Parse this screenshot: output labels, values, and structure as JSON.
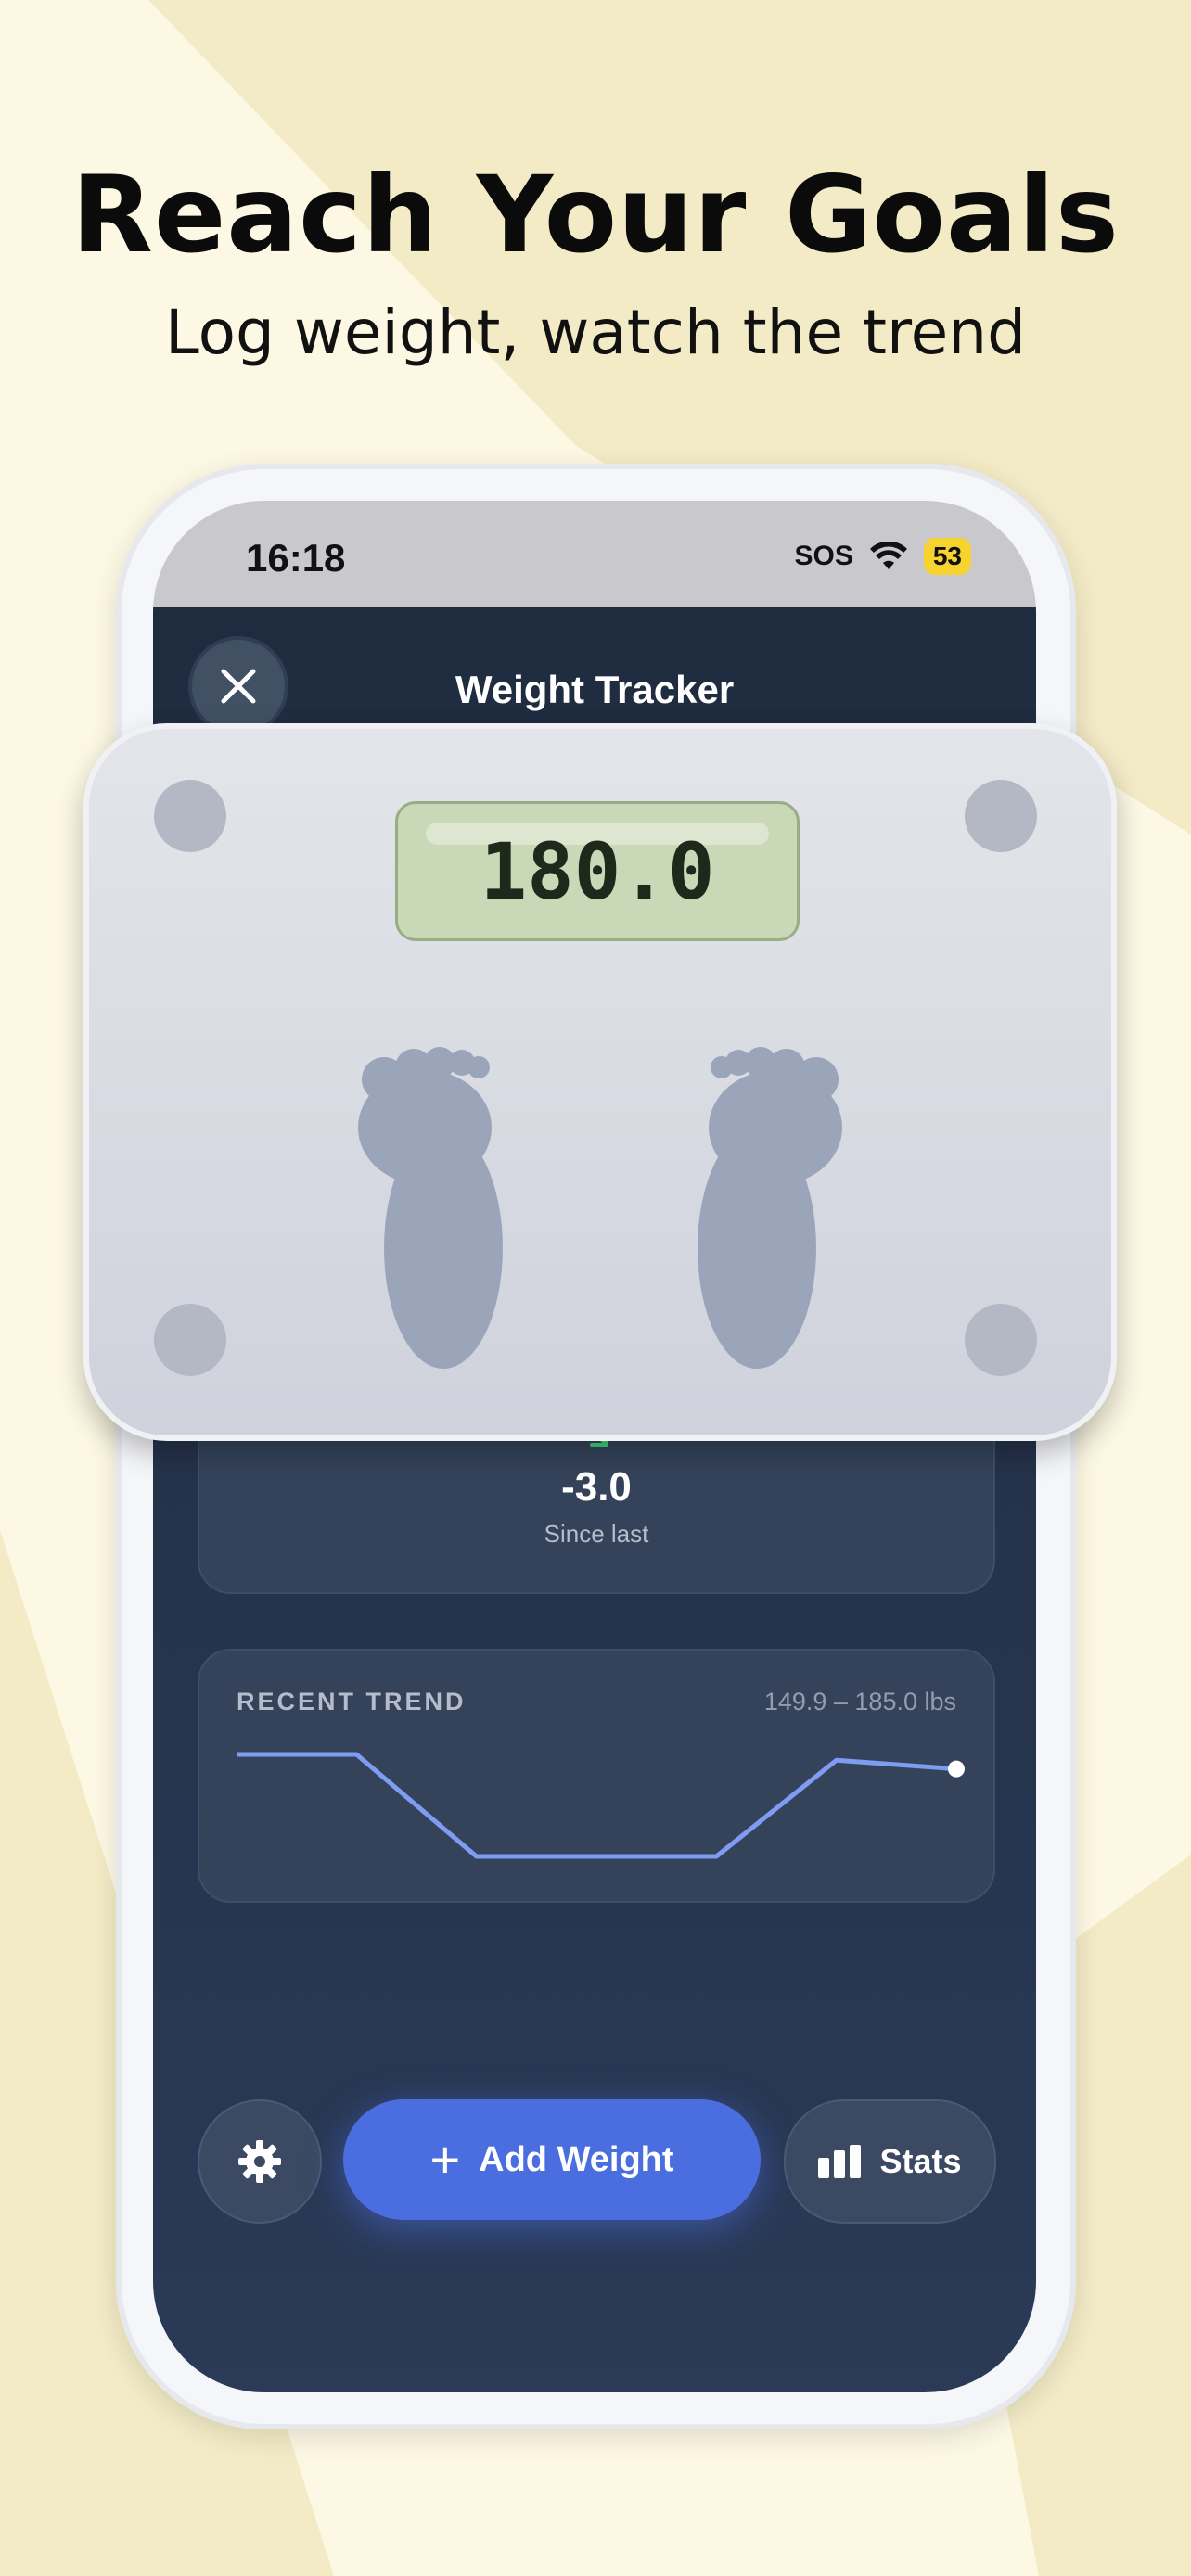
{
  "promo": {
    "headline": "Reach Your Goals",
    "subhead": "Log weight, watch the trend"
  },
  "status_bar": {
    "time": "16:18",
    "sos": "SOS",
    "battery": "53"
  },
  "header": {
    "title": "Weight Tracker",
    "close_icon": "close-icon"
  },
  "scale_display": {
    "value": "180.0"
  },
  "since_last": {
    "value": "-3.0",
    "label": "Since last",
    "arrow_icon": "arrow-down-right-icon",
    "color": "#3fd07a"
  },
  "trend": {
    "title": "RECENT TREND",
    "range": "149.9 – 185.0 lbs",
    "line_color": "#7d9cf2",
    "chart_data": {
      "type": "line",
      "ylim": [
        149.9,
        185.0
      ],
      "values": [
        185.0,
        185.0,
        149.9,
        149.9,
        149.9,
        183.0,
        180.0
      ]
    }
  },
  "actions": {
    "settings_icon": "gear-icon",
    "add_label": "Add Weight",
    "add_icon": "plus-icon",
    "stats_label": "Stats",
    "stats_icon": "bar-chart-icon",
    "accent": "#4a6ee0"
  }
}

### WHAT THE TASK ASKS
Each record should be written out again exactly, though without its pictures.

### ANSWER BOX
Parse this screenshot: output labels, values, and structure as JSON.
{
  "promo": {
    "headline": "Reach Your Goals",
    "subhead": "Log weight, watch the trend"
  },
  "status_bar": {
    "time": "16:18",
    "sos": "SOS",
    "battery": "53"
  },
  "header": {
    "title": "Weight Tracker",
    "close_icon": "close-icon"
  },
  "scale_display": {
    "value": "180.0"
  },
  "since_last": {
    "value": "-3.0",
    "label": "Since last",
    "arrow_icon": "arrow-down-right-icon",
    "color": "#3fd07a"
  },
  "trend": {
    "title": "RECENT TREND",
    "range": "149.9 – 185.0 lbs",
    "line_color": "#7d9cf2",
    "chart_data": {
      "type": "line",
      "ylim": [
        149.9,
        185.0
      ],
      "values": [
        185.0,
        185.0,
        149.9,
        149.9,
        149.9,
        183.0,
        180.0
      ]
    }
  },
  "actions": {
    "settings_icon": "gear-icon",
    "add_label": "Add Weight",
    "add_icon": "plus-icon",
    "stats_label": "Stats",
    "stats_icon": "bar-chart-icon",
    "accent": "#4a6ee0"
  }
}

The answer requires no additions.